Ms. Poodle’s Passions — Ink Pen and Water Color by Alison Wong

Ms. Poodle’s marriage ended rather suddenly when her husband, the well-known Dr. Dachshund, announced that his secretary was expecting puppies. She, an inexperienced poodle, would venture into the world and make her way alone.

Ms. Poodle discovered an energy within herself she had not known she possessed; her creative faculties were ignited. She tried odd jobs, travelled, and enrolled in a variety of courses to determine which direction she should finally take. It was at one of these courses that she met Ms. Labrador.

Ms. Labrador was a beautiful animal, sleek and silky and ready for love. She flattered Ms. Poodle regarding her beauty, intelligence, and potential. Ms. Poodle fell in love despite herself, but her love for Ms. Labrador was tempered by a desire and a necessity to make her way in the world on her own terms.

Ms. Poodle worked long hours and fancied that Ms. Labrador, like she herself had done for Dr. Dachshund, would keep house, throw dinner parties, and show up beautifully dressed to evening events — in short, act as a support to her own professional endeavors. It was not to be. Ms. Labrador gave her love and devotion and little more. The two quarreled.

Tragedy struck one day when Ms. Labrador was struck by a speeding vehicle and died instantly, thoughts of love for Ms. Poodle on her mind, surrounded by the scattered petals of the red roses she had been holding. As a result of that incident and the unpleasantness with Dr. Dachshund’s secretary, Ms. Poodle decided that the pain and complications of love were not for her.

Ms. Poodle set about to create a humble yet rewarding life for herself working as the headmistress of a an élite school for the deaf, the mute, and the blind. She worked hard, and while her days and evenings were often full, she thought not infrequently of Dr. Dachshund and of Ms. Labrador. She puzzled over the intricacies of love and loss.

Yet Ms. Poodle accepted her solitude; it allowed her to live her values undisturbed. There was no one to hurt and no one to be hurt by. It was a simple life, and she cherished it. In the fall, she loved to hear a single leaf hit the granite cobbles outside her home. In the winter, she enjoyed the purity of the deep, white snow. Nothing was fresher, in the spring, than the smell of rain on newly exposed earth. And in the summer, a touch of gold on her skin as the sun set and she sipped a glass of prosecco, with or without friends, always revealed the beauty and power of friendship. She felt open to life.

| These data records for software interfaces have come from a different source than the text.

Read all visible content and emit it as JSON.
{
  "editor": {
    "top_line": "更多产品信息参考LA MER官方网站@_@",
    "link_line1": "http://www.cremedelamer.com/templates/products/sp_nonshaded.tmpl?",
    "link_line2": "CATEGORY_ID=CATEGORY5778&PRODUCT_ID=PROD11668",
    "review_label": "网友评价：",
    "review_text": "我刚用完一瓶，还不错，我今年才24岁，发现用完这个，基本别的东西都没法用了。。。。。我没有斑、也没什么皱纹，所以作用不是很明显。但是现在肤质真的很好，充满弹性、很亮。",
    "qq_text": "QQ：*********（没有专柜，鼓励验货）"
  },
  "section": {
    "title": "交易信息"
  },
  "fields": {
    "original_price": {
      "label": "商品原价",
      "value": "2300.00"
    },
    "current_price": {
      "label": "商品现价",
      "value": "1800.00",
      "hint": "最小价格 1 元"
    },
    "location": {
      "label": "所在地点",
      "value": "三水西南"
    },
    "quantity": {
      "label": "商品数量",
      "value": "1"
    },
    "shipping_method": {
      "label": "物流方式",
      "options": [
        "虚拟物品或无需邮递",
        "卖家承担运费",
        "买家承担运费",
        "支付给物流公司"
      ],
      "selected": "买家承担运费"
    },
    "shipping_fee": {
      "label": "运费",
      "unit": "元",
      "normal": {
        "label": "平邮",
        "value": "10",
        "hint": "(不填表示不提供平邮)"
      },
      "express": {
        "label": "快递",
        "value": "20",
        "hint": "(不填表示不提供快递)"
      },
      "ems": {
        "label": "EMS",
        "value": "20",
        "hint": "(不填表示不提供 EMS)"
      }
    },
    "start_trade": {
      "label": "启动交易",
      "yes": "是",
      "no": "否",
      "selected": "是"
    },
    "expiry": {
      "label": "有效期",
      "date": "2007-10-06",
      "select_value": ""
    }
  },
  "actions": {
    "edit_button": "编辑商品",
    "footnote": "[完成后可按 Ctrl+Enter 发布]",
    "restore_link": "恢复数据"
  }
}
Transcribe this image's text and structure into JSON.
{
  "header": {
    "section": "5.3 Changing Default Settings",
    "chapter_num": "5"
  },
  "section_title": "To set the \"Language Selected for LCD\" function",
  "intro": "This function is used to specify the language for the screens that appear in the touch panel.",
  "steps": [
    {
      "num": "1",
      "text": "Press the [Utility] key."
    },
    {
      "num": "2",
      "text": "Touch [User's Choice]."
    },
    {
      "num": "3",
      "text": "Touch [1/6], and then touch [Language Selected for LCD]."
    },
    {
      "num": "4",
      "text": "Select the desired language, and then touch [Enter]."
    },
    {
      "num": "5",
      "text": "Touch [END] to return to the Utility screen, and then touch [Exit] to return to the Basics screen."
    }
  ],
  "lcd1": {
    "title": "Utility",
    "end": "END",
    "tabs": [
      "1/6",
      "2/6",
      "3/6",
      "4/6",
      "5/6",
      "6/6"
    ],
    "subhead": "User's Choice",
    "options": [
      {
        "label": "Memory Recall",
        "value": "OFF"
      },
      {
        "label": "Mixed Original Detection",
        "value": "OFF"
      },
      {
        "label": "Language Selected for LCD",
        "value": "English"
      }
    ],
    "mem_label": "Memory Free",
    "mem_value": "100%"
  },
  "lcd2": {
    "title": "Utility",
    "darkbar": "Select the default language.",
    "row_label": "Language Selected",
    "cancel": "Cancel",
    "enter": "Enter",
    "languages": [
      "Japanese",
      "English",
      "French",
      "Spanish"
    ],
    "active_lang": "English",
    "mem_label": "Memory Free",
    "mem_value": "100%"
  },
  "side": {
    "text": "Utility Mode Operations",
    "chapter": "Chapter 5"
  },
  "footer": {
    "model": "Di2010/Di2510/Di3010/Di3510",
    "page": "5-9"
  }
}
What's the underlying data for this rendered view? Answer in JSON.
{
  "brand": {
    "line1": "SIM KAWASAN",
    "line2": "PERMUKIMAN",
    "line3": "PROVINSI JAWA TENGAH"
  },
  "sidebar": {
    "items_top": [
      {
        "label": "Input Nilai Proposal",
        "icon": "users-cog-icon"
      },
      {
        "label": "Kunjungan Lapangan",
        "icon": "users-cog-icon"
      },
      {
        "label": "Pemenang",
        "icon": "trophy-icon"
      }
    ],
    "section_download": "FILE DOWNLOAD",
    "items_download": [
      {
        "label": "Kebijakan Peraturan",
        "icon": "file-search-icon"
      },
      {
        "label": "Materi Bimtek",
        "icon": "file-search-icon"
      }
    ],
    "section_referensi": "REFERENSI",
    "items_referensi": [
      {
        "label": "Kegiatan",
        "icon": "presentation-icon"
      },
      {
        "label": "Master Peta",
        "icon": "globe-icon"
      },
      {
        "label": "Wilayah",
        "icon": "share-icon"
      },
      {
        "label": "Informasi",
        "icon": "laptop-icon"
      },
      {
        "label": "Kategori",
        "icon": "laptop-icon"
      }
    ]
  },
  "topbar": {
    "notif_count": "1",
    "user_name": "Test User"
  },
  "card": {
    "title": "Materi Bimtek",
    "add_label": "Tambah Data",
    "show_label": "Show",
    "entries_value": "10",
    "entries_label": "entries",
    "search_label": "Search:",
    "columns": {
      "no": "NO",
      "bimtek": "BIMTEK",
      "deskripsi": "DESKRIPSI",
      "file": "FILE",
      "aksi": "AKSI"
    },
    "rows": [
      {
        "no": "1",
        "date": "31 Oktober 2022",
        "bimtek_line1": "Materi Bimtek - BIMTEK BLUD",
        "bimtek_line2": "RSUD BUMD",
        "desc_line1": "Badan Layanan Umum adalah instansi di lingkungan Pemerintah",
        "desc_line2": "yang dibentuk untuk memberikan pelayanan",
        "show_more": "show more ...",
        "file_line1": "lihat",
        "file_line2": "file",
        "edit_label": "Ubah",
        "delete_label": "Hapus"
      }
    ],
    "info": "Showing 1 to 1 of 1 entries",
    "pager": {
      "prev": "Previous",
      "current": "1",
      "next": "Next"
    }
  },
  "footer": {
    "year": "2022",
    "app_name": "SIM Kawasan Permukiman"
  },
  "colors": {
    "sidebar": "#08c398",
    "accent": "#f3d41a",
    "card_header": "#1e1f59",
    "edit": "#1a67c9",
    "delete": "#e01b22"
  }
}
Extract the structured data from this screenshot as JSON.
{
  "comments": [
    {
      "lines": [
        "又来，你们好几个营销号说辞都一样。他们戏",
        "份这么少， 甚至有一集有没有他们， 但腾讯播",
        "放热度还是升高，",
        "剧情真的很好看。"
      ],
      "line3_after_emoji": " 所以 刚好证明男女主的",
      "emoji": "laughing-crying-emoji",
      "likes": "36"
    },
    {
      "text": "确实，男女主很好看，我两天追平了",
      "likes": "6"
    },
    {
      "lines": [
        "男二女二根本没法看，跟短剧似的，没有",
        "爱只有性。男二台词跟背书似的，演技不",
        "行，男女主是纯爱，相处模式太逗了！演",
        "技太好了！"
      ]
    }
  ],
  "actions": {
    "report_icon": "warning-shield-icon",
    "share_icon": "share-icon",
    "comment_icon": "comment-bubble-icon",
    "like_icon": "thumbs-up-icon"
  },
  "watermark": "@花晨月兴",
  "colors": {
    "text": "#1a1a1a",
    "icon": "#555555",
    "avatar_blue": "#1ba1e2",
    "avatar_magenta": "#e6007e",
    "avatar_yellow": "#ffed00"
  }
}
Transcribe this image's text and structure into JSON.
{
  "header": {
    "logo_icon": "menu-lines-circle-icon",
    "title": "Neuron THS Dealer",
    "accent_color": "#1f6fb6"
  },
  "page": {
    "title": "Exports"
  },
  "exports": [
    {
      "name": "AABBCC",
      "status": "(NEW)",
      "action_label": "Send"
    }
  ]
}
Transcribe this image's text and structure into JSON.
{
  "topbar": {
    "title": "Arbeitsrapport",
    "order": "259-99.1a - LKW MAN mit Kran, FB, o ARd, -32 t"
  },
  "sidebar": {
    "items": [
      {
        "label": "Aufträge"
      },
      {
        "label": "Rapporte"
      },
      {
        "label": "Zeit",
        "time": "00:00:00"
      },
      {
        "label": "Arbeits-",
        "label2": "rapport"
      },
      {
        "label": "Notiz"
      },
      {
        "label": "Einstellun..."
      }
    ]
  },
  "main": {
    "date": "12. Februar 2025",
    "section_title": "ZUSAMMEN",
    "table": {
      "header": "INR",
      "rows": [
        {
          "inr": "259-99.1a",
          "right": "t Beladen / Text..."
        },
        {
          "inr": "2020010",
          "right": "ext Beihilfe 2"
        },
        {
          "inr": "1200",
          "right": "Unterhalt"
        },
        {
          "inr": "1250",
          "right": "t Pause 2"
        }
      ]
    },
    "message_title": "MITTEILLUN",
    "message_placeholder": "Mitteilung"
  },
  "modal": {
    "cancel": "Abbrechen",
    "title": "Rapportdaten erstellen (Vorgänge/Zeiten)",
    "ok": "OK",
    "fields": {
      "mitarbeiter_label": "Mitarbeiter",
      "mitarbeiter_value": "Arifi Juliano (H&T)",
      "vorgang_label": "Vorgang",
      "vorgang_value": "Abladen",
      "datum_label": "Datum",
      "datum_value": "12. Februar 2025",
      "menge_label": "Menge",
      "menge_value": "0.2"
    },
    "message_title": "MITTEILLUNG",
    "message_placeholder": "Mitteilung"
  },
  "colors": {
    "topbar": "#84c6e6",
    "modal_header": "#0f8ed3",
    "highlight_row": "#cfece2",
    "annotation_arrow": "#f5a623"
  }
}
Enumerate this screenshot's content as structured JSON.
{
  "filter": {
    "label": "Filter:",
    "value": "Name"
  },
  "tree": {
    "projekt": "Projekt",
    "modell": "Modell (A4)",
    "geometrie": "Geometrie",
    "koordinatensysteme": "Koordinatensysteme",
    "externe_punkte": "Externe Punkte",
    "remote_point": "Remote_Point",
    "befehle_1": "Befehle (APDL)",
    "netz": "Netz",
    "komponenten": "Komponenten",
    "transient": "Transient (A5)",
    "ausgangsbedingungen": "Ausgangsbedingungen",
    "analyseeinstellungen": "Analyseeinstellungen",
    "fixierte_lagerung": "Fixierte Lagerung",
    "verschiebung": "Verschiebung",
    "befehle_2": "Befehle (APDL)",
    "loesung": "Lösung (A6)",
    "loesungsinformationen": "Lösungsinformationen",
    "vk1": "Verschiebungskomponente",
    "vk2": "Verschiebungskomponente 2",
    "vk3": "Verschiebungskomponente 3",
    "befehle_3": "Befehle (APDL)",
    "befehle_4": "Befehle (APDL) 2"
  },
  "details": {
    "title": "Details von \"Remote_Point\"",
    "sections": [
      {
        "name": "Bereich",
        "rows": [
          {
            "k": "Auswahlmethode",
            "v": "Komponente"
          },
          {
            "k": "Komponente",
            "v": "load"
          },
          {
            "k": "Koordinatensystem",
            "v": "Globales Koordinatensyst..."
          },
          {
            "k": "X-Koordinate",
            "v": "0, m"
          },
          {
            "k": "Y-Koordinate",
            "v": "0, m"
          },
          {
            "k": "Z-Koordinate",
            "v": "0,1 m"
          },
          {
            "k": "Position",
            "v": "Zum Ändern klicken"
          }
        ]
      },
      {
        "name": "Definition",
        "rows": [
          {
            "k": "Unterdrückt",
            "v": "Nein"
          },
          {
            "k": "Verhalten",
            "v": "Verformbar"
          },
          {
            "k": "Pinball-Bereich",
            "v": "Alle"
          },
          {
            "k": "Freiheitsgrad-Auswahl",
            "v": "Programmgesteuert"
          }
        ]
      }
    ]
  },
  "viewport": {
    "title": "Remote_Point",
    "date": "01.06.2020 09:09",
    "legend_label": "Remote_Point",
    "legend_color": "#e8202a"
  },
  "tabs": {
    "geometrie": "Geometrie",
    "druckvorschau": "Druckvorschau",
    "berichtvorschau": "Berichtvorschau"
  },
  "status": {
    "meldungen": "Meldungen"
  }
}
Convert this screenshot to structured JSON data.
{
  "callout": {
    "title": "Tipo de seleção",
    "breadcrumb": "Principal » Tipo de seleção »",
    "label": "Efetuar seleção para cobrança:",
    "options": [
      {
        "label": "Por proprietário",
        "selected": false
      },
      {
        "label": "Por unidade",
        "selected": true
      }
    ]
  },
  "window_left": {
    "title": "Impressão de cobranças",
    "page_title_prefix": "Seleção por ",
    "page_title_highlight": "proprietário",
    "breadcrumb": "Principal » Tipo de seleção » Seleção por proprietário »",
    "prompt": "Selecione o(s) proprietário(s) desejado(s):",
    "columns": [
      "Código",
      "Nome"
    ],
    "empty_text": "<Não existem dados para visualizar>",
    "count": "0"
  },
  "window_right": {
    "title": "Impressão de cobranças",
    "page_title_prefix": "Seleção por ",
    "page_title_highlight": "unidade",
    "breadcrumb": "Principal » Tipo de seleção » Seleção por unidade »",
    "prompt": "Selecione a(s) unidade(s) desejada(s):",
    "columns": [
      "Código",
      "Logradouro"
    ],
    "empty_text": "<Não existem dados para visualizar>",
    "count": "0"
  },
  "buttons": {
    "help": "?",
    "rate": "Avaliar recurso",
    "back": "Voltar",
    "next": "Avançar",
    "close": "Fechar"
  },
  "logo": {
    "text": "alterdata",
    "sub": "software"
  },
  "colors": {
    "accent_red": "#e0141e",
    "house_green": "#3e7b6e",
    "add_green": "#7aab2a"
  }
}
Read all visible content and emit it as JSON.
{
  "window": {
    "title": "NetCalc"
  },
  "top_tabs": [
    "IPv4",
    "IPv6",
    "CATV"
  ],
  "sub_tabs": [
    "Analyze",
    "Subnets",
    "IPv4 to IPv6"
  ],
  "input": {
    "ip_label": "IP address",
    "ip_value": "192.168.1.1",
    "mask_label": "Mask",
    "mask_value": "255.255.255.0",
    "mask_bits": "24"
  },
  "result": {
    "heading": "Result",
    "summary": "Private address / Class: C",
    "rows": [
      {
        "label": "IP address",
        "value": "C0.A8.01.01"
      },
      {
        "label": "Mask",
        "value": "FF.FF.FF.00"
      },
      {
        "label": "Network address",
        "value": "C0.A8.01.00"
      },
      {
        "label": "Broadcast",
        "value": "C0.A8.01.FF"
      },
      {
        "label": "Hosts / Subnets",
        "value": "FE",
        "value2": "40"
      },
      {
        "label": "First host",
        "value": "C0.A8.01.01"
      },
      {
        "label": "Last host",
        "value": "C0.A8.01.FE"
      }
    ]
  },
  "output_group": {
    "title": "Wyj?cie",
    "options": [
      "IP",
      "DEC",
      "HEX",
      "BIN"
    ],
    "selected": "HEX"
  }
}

It was during this time of acceptance and simple pleasures that Ms. Poodle met Mr. Mixed Breed. He was a dashing male, at least part boxer and nicely merled. Mr. Mixed Breed was new to town and looking to make acquaintances. Mr. Owl, a colleague at the engineering firm where they both worked, thought of pleasant evenings spent with Ms. Poodle and promptly brought Mr. Mixed Breed along to one of her sunset get-togethers.

Mr. Mixed Breed brought a flowering plant and, at Mr. Owl’s suggestion, a bottle of chilled prosecco, to the gathering. Ms. Poodle was instantly charmed by both Mr. Mixed Breed’s appearance and his manners. The two engaged in a stimulating conversation about the places they had traveled, the politicians they loathed, and the authors they each liked best. Mr. Mixed Breed confided that he loved social dance and, as he was new in town, was looking for a partner. Ms. Poodle blushed and steered the conversation elsewhere. In all, it was a delightful evening, and Ms. Poodle went to bed feeling happy and as if she had had perhaps just a sip or two in excess of her well-loved prosecco.

The next morning she woke up feeling oddly luxuriant. As she stretched herself, bare among her clean white sheets and numerous fluffy pillows, she wondered what could be different. A gasp of surprised pleasure escaped her lips when she realized that she had fallen in love with Mr. Mixed Breed. After a moment or two of reflection, she pinpointed the exact moment she had fallen in love, which was right when Mr. Mixed Breed said he was looking for a social dance partner. So romantic!

Ms. Poodle blushed as she had the previous evening, but she intended to keep her head. She knew that, having decided that love was not for her, she must content herself with friendship. Because she sensed that Mr. Mixed Breed would be a lovely friend to have, she felt herself falter. She began to ask herself whether she really wanted to be his friend, or if she would in fact prefer to be his lover.

At that moment, Ms. Poodle received a text. It seemed that Mr. Mixed Breed was on his way to her home with all the makings of a lovely brunch. Was Ms. Poodle available? Despite her history and her doubts, she was.

If you enjoyed this article, please subscribe to my personal blog here.

This article was originally published at and republished here with permission from Anna Colibri.

I work to make the web a more beautiful, accessible, and functional place. I use dreams as a form of planning. And I play because it’s fun.